One of the hardest things for anyone to do after suffering a brain injury is re-learning how to walk again and it’s a difficult and tiring journey.
Thankfully, there are plenty of strategies to help those recovering from strokes or other brain injuries get back on their feet.
Home-based techniques make the recovery much easier but what is usually recommended by rehabilitation experts to improve walking after a brain injury?
One of the main issues about re-learning to walk after a brain injury is getting muscles strong enough to cope with the physical requirements needed to move and hold the patient’s weight.
To do this, it’s best to liaise with a physical therapist and find out what exercises help the body get used to the strain again. Usually, they will recommend doing daily basic stretches at home to help recover muscle mass. Some of these exercises include:
- Lowering and raising your foot and heel
- Performing basic squats (with support initially)

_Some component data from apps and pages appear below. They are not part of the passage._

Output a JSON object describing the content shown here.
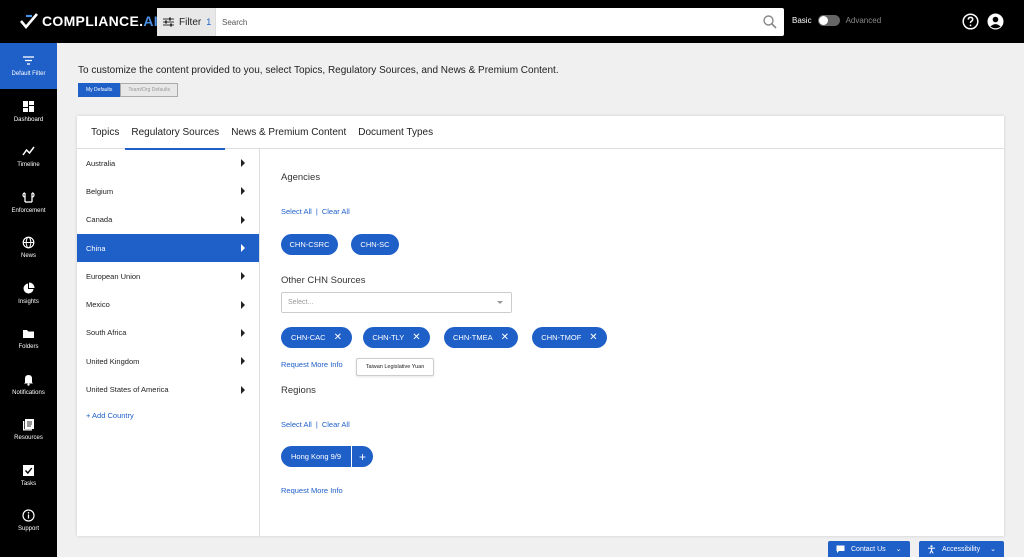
{
  "brand": {
    "name_main": "COMPLIANCE",
    "name_dot": ".",
    "name_ai": "AI"
  },
  "header": {
    "filter_label": "Filter",
    "filter_count": "1",
    "search_placeholder": "Search",
    "mode_basic": "Basic",
    "mode_advanced": "Advanced"
  },
  "sidebar": {
    "items": [
      {
        "label": "Default Filter",
        "icon": "filter-icon"
      },
      {
        "label": "Dashboard",
        "icon": "dashboard-icon"
      },
      {
        "label": "Timeline",
        "icon": "timeline-icon"
      },
      {
        "label": "Enforcement",
        "icon": "enforcement-icon"
      },
      {
        "label": "News",
        "icon": "globe-icon"
      },
      {
        "label": "Insights",
        "icon": "pie-chart-icon"
      },
      {
        "label": "Folders",
        "icon": "folder-icon"
      },
      {
        "label": "Notifications",
        "icon": "bell-icon"
      },
      {
        "label": "Resources",
        "icon": "resources-icon"
      },
      {
        "label": "Tasks",
        "icon": "checkbox-icon"
      },
      {
        "label": "Support",
        "icon": "info-icon"
      }
    ]
  },
  "main": {
    "intro": "To customize the content provided to you, select Topics, Regulatory Sources, and News & Premium Content.",
    "defaults": {
      "my": "My Defaults",
      "team": "Team/Org Defaults"
    },
    "tabs": [
      "Topics",
      "Regulatory Sources",
      "News & Premium Content",
      "Document Types"
    ],
    "countries": [
      "Australia",
      "Belgium",
      "Canada",
      "China",
      "European Union",
      "Mexico",
      "South Africa",
      "United Kingdom",
      "United States of America"
    ],
    "add_country": "+ Add Country",
    "agencies": {
      "title": "Agencies",
      "select_all": "Select All",
      "sep": "|",
      "clear_all": "Clear All",
      "pills": [
        "CHN-CSRC",
        "CHN-SC"
      ]
    },
    "other": {
      "title": "Other CHN Sources",
      "select_placeholder": "Select...",
      "pills": [
        "CHN-CAC",
        "CHN-TLY",
        "CHN-TMEA",
        "CHN-TMOF"
      ],
      "remove_glyph": "✕",
      "tooltip": "Taiwan Legislative Yuan",
      "request": "Request More Info"
    },
    "regions": {
      "title": "Regions",
      "select_all": "Select All",
      "sep": "|",
      "clear_all": "Clear All",
      "hk_label": "Hong Kong 9/9",
      "hk_add": "+",
      "request": "Request More Info"
    }
  },
  "footer": {
    "contact": "Contact Us",
    "accessibility": "Accessibility",
    "chev": "⌄"
  }
}
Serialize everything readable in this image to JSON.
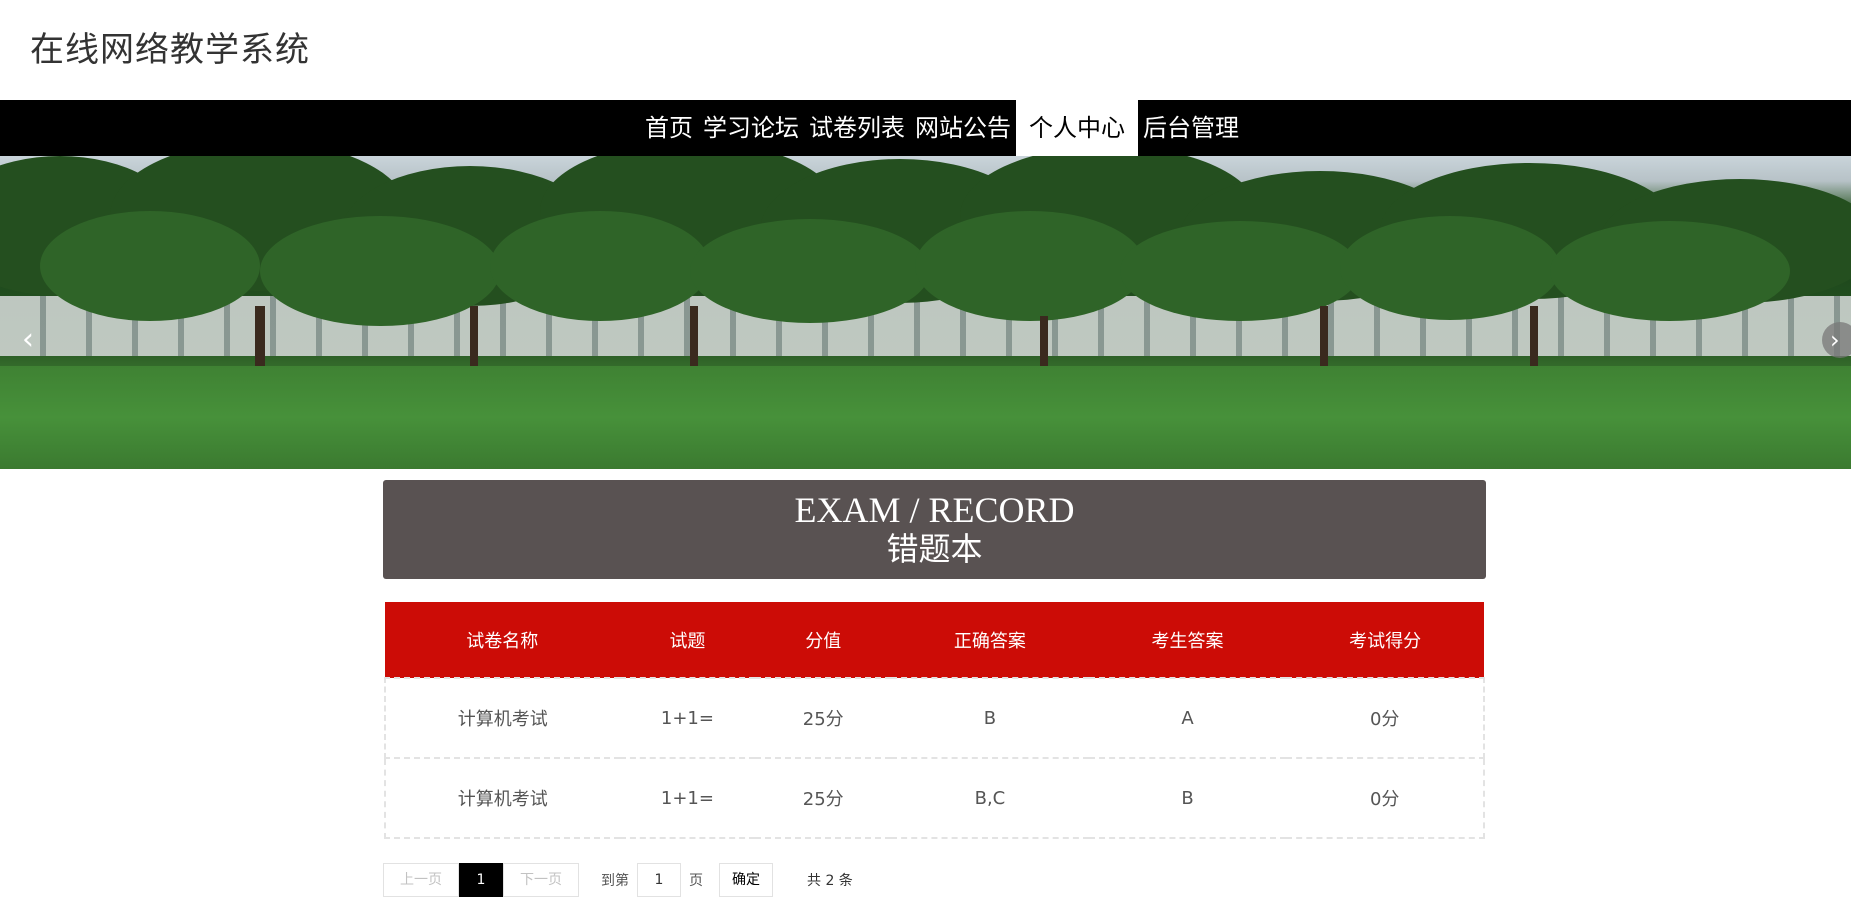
{
  "site": {
    "title": "在线网络教学系统"
  },
  "nav": {
    "items": [
      {
        "label": "首页",
        "active": false
      },
      {
        "label": "学习论坛",
        "active": false
      },
      {
        "label": "试卷列表",
        "active": false
      },
      {
        "label": "网站公告",
        "active": false
      },
      {
        "label": "个人中心",
        "active": true
      },
      {
        "label": "后台管理",
        "active": false
      }
    ]
  },
  "carousel": {
    "prev_icon": "chevron-left-icon",
    "next_icon": "chevron-right-icon"
  },
  "record_header": {
    "english": "EXAM / RECORD",
    "chinese": "错题本"
  },
  "table": {
    "columns": [
      "试卷名称",
      "试题",
      "分值",
      "正确答案",
      "考生答案",
      "考试得分"
    ],
    "rows": [
      [
        "计算机考试",
        "1+1=",
        "25分",
        "B",
        "A",
        "0分"
      ],
      [
        "计算机考试",
        "1+1=",
        "25分",
        "B,C",
        "B",
        "0分"
      ]
    ]
  },
  "pagination": {
    "prev_label": "上一页",
    "current_page": "1",
    "next_label": "下一页",
    "goto_label": "到第",
    "goto_value": "1",
    "page_unit": "页",
    "confirm_label": "确定",
    "total_label": "共 2 条"
  },
  "colors": {
    "nav_background": "#000000",
    "header_band": "#595252",
    "table_header": "#cc0c06",
    "page_current": "#000000"
  }
}
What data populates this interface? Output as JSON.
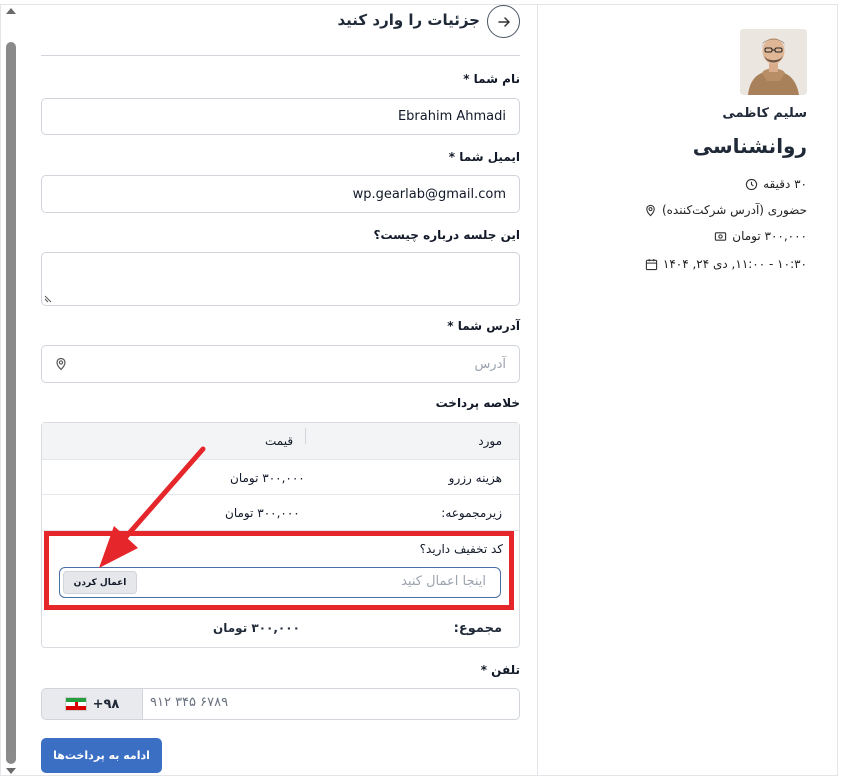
{
  "sidebar": {
    "host_name": "سلیم کاظمی",
    "service_title": "روانشناسی",
    "duration": "۳۰ دقیقه",
    "location": "حضوری (آدرس شرکت‌کننده)",
    "price": "۳۰۰,۰۰۰ تومان",
    "datetime": "۱۰:۳۰ - ۱۱:۰۰, دی ۲۴, ۱۴۰۴"
  },
  "form": {
    "title": "جزئیات را وارد کنید",
    "name_label": "نام شما *",
    "name_value": "Ebrahim Ahmadi",
    "email_label": "ایمیل شما *",
    "email_value": "wp.gearlab@gmail.com",
    "about_label": "این جلسه درباره چیست؟",
    "address_label": "آدرس شما *",
    "address_placeholder": "آدرس",
    "summary_label": "خلاصه پرداخت",
    "phone_label": "تلفن *",
    "phone_code": "+۹۸",
    "phone_placeholder": "۹۱۲ ۳۴۵ ۶۷۸۹",
    "submit_label": "ادامه به پرداخت‌ها"
  },
  "summary": {
    "col_item": "مورد",
    "col_price": "قیمت",
    "rows": [
      {
        "item": "هزینه رزرو",
        "price": "۳۰۰,۰۰۰ تومان"
      },
      {
        "item": "زیرمجموعه:",
        "price": "۳۰۰,۰۰۰ تومان"
      }
    ],
    "discount_label": "کد تخفیف دارید؟",
    "discount_placeholder": "اینجا اعمال کنید",
    "apply_label": "اعمال کردن",
    "total_label": "مجموع:",
    "total_value": "۳۰۰,۰۰۰ تومان"
  },
  "colors": {
    "accent": "#3b6fc4",
    "highlight": "#e5262a",
    "field_border": "#d1d5db"
  },
  "icons": [
    "arrow-right-icon",
    "clock-icon",
    "location-pin-icon",
    "money-icon",
    "calendar-icon",
    "iran-flag-icon"
  ]
}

- Trying to reach up and reach down
- Squeezing a pillow between your legs
These will build up core strength in your major leg muscles and allow someone to develop enough mass to start moving unaided.
When someone has suffered a traumatic brain injury (TBI) or a stroke, their balance perception is also terribly affected which may lead to the risk of nasty falls.
Alongside treatment and physical therapy, a patient can be helped doing simple exercises to improve their depth perception. Some of these include:
- Walking in different directions
- Standing with your feet close together and further apart
- Sitting and standing in different positions
- Moving short and long distances
Trying these exercises will determine how much a patient is improving and they should only be attempted with aided devices first. As their balance improves, they can be performed unaided as their recovery progresses.
By following these key steps, stroke and brain injury patients will slowly re-learn how to do basic movements such as walking unaided.
You can also look into investing in using a wheelchair or quad frame to help a patient slowly regain mobility with confidence before moving onto more advanced exercises and rehabilitation plans.
Using these plans in conjunction with regular specialist therapy sessions and medical treatment will help get brain injury patients walking again without suffering any unnecessary setbacks.
You can also find more bonus information about stroke recovery exercises by reading our fantastic eBook.
Take it one step at a time!
This document does not constitute the practice of medical consultation nor medical advice. Always seek the advice of your treating physician and/or specialist. If you suspect that you are experiencing symptoms of stroke, call for an ambulance immediately.